Park & Ride: Taipei Offers More Bicycle Parking

The Taiwan News is reporting that Taipei City will begin increasing the number of bicycle parking spaces citywide.

One goal is to increase parking capacity near public transport hubs to make it easier for bike riders to take advantage of the mass rapid transit (MRT) system's expanding mixed-mode commuting network, according to office director Chang Jer-yang.

But effectively managing those parking lots will be just as important as building them if the bicycle-MRT commuting option catches on.

"People will feel more comfortable parking their bikes in a public area near an MRT station under our staff's watch, " Chang said.

This is a very promising development.
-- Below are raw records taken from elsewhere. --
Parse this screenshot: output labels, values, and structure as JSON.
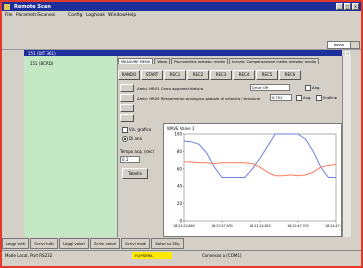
{
  "window": {
    "title": "Remote Scan"
  },
  "menu": [
    "File",
    "Parametri",
    "Scansei",
    "Config",
    "Loghook",
    "Window",
    "Help"
  ],
  "toolbar": {
    "field_label": "basso"
  },
  "mdi": {
    "title": "151 (DIT 361)"
  },
  "tree": {
    "root": "151 (BCRD)"
  },
  "tabs": [
    "MEASURE MENU",
    "Wave",
    "Psicrometria metodo: media",
    "Inerzia: Compensazione media metodo: media"
  ],
  "subtabs": [
    "RANDO",
    "START",
    "REC1",
    "REC2",
    "REC3",
    "REC4",
    "REC5",
    "REC6"
  ],
  "rows": [
    {
      "label": "Ambi.   HR01 Carro apparecchiatura",
      "field": "Drive Off",
      "check_a": "Ang."
    },
    {
      "label": "Ambi.   HR05 Rilevamento analogico globale di velocita / tensione",
      "field": "0.751",
      "check_a": "Ang.",
      "check_b": "Endline"
    }
  ],
  "options": {
    "chk": "Vis. grafico",
    "radio": "Di ana"
  },
  "tempo": {
    "label": "Tempo acq. (sec)",
    "value": "0.1"
  },
  "tabella_label": "Tabella",
  "chart_data": {
    "type": "line",
    "title": "WAVE Valve 1",
    "yticks": [
      100,
      80,
      60,
      40,
      20,
      0
    ],
    "xticks": [
      "18:22:20.840",
      "18:22:57.930",
      "18:22:24.810",
      "18:22:47.370",
      "18:24:47.650"
    ],
    "series": [
      {
        "color": "#6f7fe0",
        "values": [
          92,
          91,
          88,
          78,
          62,
          50,
          50,
          50,
          50,
          60,
          72,
          86,
          100,
          100,
          100,
          100,
          94,
          80,
          62,
          50,
          50
        ]
      },
      {
        "color": "#ff7a59",
        "values": [
          68,
          68,
          67,
          67,
          66,
          67,
          67,
          67,
          67,
          66,
          62,
          56,
          52,
          52,
          53,
          52,
          53,
          56,
          62,
          64,
          65
        ]
      }
    ]
  },
  "bottom_tabs": [
    "Leggi tutti",
    "Scrivi tutti",
    "Leggi valori",
    "Scrivi valori",
    "Scrivi modi",
    "Salva su EEp"
  ],
  "status": {
    "left": "Mode Local, Port RS232",
    "yellow": "FLIPSERA",
    "right": "Connesso a [COM1]"
  }
}
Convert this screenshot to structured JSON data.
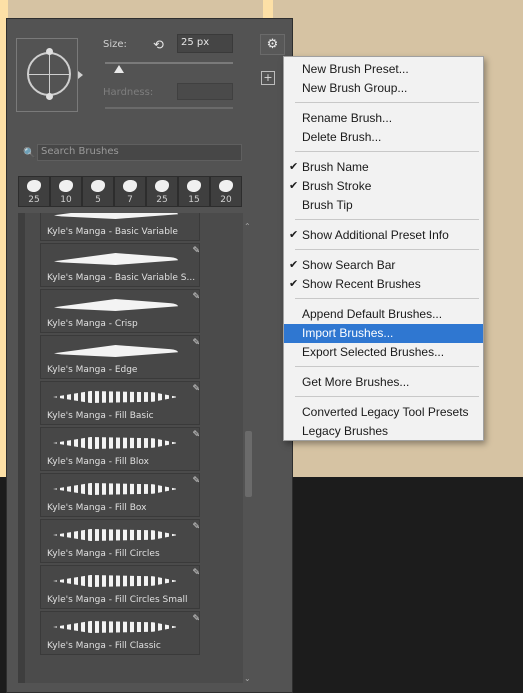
{
  "panel": {
    "size_label": "Size:",
    "size_value": "25 px",
    "hardness_label": "Hardness:",
    "search_placeholder": "Search Brushes"
  },
  "recent_brushes": [
    "25",
    "10",
    "5",
    "7",
    "25",
    "15",
    "20"
  ],
  "brush_list": [
    "Kyle's Manga - Basic Variable",
    "Kyle's Manga - Basic Variable S...",
    "Kyle's Manga - Crisp",
    "Kyle's Manga - Edge",
    "Kyle's Manga - Fill Basic",
    "Kyle's Manga - Fill Blox",
    "Kyle's Manga - Fill Box",
    "Kyle's Manga - Fill Circles",
    "Kyle's Manga - Fill Circles Small",
    "Kyle's Manga - Fill Classic"
  ],
  "menu": {
    "items": [
      {
        "label": "New Brush Preset...",
        "checked": false
      },
      {
        "label": "New Brush Group...",
        "checked": false
      },
      {
        "label": "Rename Brush...",
        "checked": false
      },
      {
        "label": "Delete Brush...",
        "checked": false
      },
      {
        "label": "Brush Name",
        "checked": true
      },
      {
        "label": "Brush Stroke",
        "checked": true
      },
      {
        "label": "Brush Tip",
        "checked": false
      },
      {
        "label": "Show Additional Preset Info",
        "checked": true
      },
      {
        "label": "Show Search Bar",
        "checked": true
      },
      {
        "label": "Show Recent Brushes",
        "checked": true
      },
      {
        "label": "Append Default Brushes...",
        "checked": false
      },
      {
        "label": "Import Brushes...",
        "checked": false,
        "selected": true
      },
      {
        "label": "Export Selected Brushes...",
        "checked": false
      },
      {
        "label": "Get More Brushes...",
        "checked": false
      },
      {
        "label": "Converted Legacy Tool Presets",
        "checked": false
      },
      {
        "label": "Legacy Brushes",
        "checked": false
      }
    ]
  },
  "colors": {
    "menu_highlight": "#2f77d1",
    "panel_bg": "#535353",
    "menu_bg": "#f2f2f2"
  }
}
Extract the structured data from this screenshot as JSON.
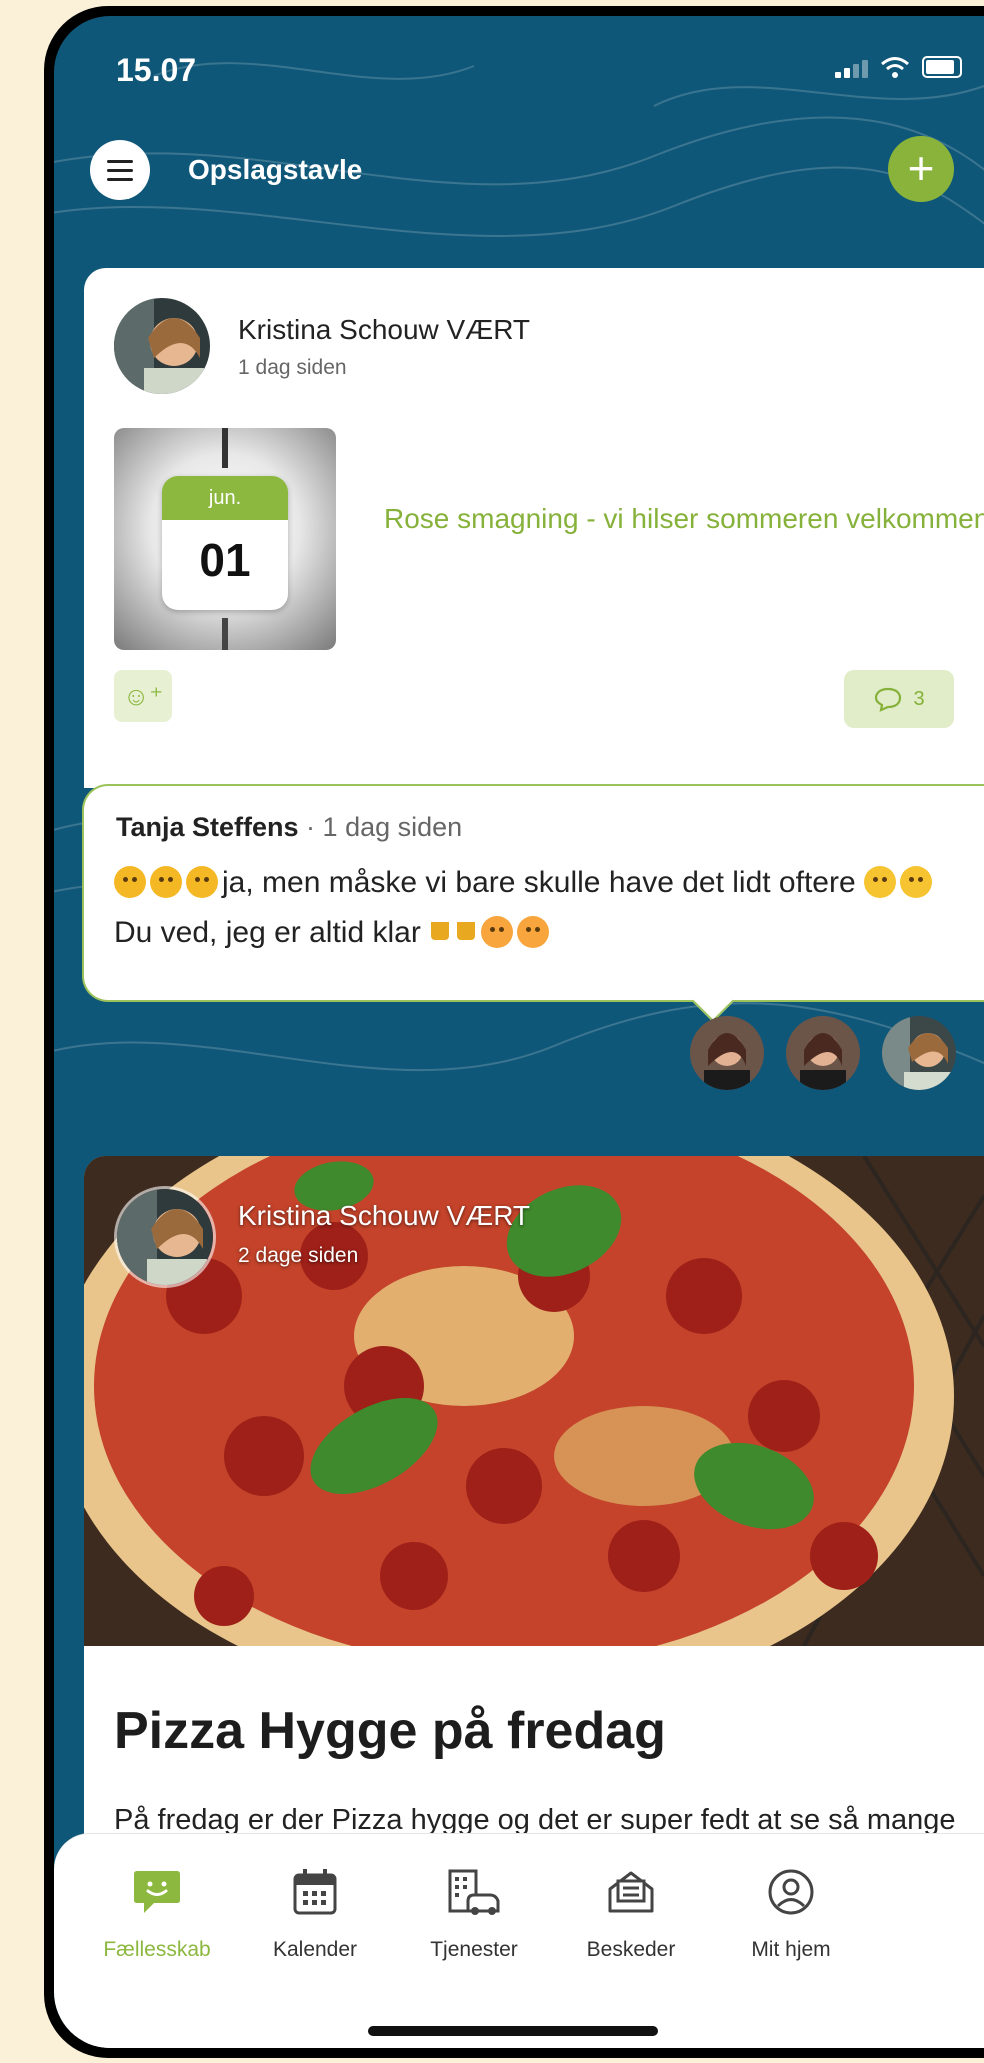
{
  "status_bar": {
    "time": "15.07"
  },
  "header": {
    "title": "Opslagstavle",
    "add_label": "+"
  },
  "post1": {
    "author": "Kristina Schouw VÆRT",
    "time": "1 dag siden",
    "calendar_month": "jun.",
    "calendar_day": "01",
    "event_title": "Rose smagning - vi hilser sommeren velkommen",
    "react_icon": "☺⁺",
    "comment_count": "3"
  },
  "comment": {
    "author": "Tanja Steffens",
    "separator": " · ",
    "time": "1 dag siden",
    "text_part1": "ja, men måske vi bare skulle have det lidt oftere ",
    "text_part2": " Du ved, jeg er altid klar "
  },
  "post2": {
    "author": "Kristina Schouw VÆRT",
    "time": "2 dage siden",
    "title": "Pizza Hygge på fredag",
    "body": "På fredag er der Pizza hygge og det er super fedt at se så mange tilmeldte. Dog er der kun en af jer der"
  },
  "tabbar": {
    "tabs": [
      {
        "label": "Fællesskab",
        "icon": "community-chat-icon"
      },
      {
        "label": "Kalender",
        "icon": "calendar-icon"
      },
      {
        "label": "Tjenester",
        "icon": "building-car-icon"
      },
      {
        "label": "Beskeder",
        "icon": "messages-icon"
      },
      {
        "label": "Mit hjem",
        "icon": "profile-icon"
      }
    ]
  },
  "colors": {
    "accent": "#8cb83f",
    "background": "#0f5778",
    "page": "#fbf1d8"
  }
}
There are actually plenty of bike racks in Taipei, but few of them are any good (front wheel slots) and most of them have little if any additional security.

I would love to see this program expand to include fully enclosed bike boxes, but maybe it would also save some money to increase bicycle access so you could more easily bring your bike on mass transit systems.

Also in the news...

The Straits Times is reporting that a Singaporean religious organization has finished its mercy mission to Taiwan and looks to spread is beliefs to other poor countries, including Malaysia and the United States of America.

Here is the full article:

WHEN cycling around Singapore started getting routine, four members of the Concern and Care Society (CCS) took to cycling 1, 400km around Taiwan, at the same time bringing cheer to victims of last year's hurricanes and floods.

Together, they cycled their way through 100 nursing homes and orphanages along with 66 other cyclists from Taiwan.

Ms Siow Lee Khoon, 43, Mr Lee Yok Leun, 77, Mr Marcus Loh Yoon Siong, 53 and Mr Wee Lian Seng, 62 armed themselves with hopeful messages written by students from Nanyang Girls' High School as well as members of the public.

The four are part of Cycling Club Superstar, which promotes cycling among members of the CCS and other residents. The club decided to use cycling to reach out to the needy, and the initiative was born.

'It started off as a way to get old folks, especially retirees, to lead a more active lifestyle. We later wanted to make it even more meaningful by using cycling to help others,' said Mr Lee.

The club has plans to do the same in Singapore. Road trips to Malaysia and the United States are also on the cards, according to Mr David Lee Chih-Wei, honorary consultant, CCS.


  1. We have medical tourism, voluntourism, and now cyclovoluntourism. When I was in Taiwan, I often fantasized about getting a few of my cycling friends somehow connected to my ministry to come ride around Taiwan and get to know Taiwan that way. It does give you a different look when you're on a bike. All I got to was taking visitors on bike rides, which definitely was a winner.
    Now I'm in Colorado, so I fantasize about organizing Taiwan cyclists to come ride in Colorado. Any takers from Taiwan? Maybe I'll have better luck getting Taiwanese to come ride in Colorado than I had the other way around! And if you want, you can even do some voluntourism while you're here!

  2. You should work with Moots in Colorado Springs, maybe sell rich Taiwanese on buying a Moots and picking it up at the shop to ride around Colorado before bringing it home. Eh, eh!!?? Like they do with European cars.